== Segment start ==

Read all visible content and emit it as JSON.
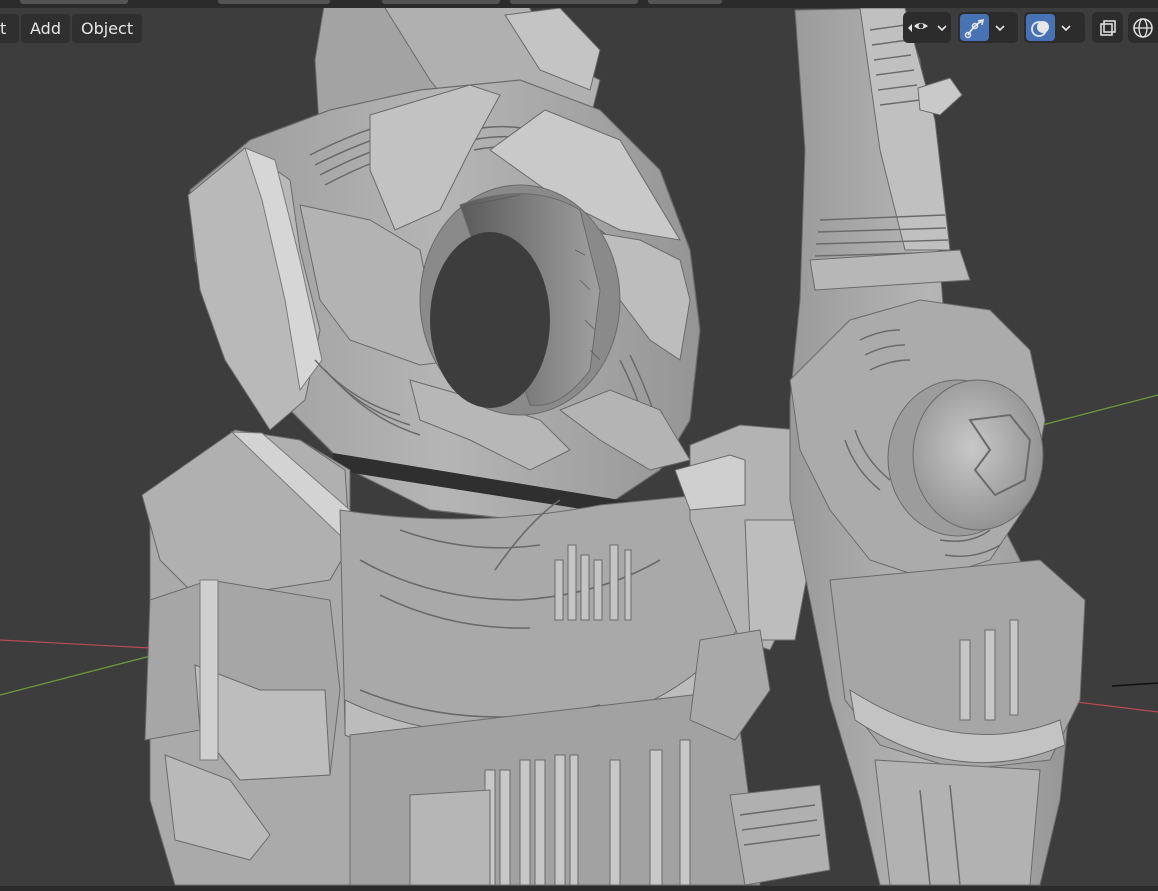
{
  "menu": {
    "items": [
      {
        "label": "t",
        "name": "menu-object-mode-cut"
      },
      {
        "label": "Add",
        "name": "menu-add"
      },
      {
        "label": "Object",
        "name": "menu-object"
      }
    ]
  },
  "toolbar": {
    "icons": [
      {
        "name": "visibility-eye-icon"
      },
      {
        "name": "gizmo-icon"
      },
      {
        "name": "overlays-icon"
      },
      {
        "name": "xray-toggle-icon"
      },
      {
        "name": "wireframe-shading-icon"
      }
    ]
  },
  "colors": {
    "viewport_bg": "#3d3d3d",
    "model_gray": "#a8a8a8",
    "model_light": "#c9c9c9",
    "model_dark": "#6d6d6d",
    "axis_x": "#b84b54",
    "axis_y": "#6e9a3a",
    "active_button": "#4772b3",
    "menu_bg": "#2f2f2f",
    "menu_text": "#e6e6e6"
  }
}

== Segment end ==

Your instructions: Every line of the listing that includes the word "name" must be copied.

Answer to the exercise:
        "name": "menu-object-mode-cut"
        "name": "menu-add"
        "name": "menu-object"
        "name": "visibility-eye-icon"
        "name": "gizmo-icon"
        "name": "overlays-icon"
        "name": "xray-toggle-icon"
        "name": "wireframe-shading-icon"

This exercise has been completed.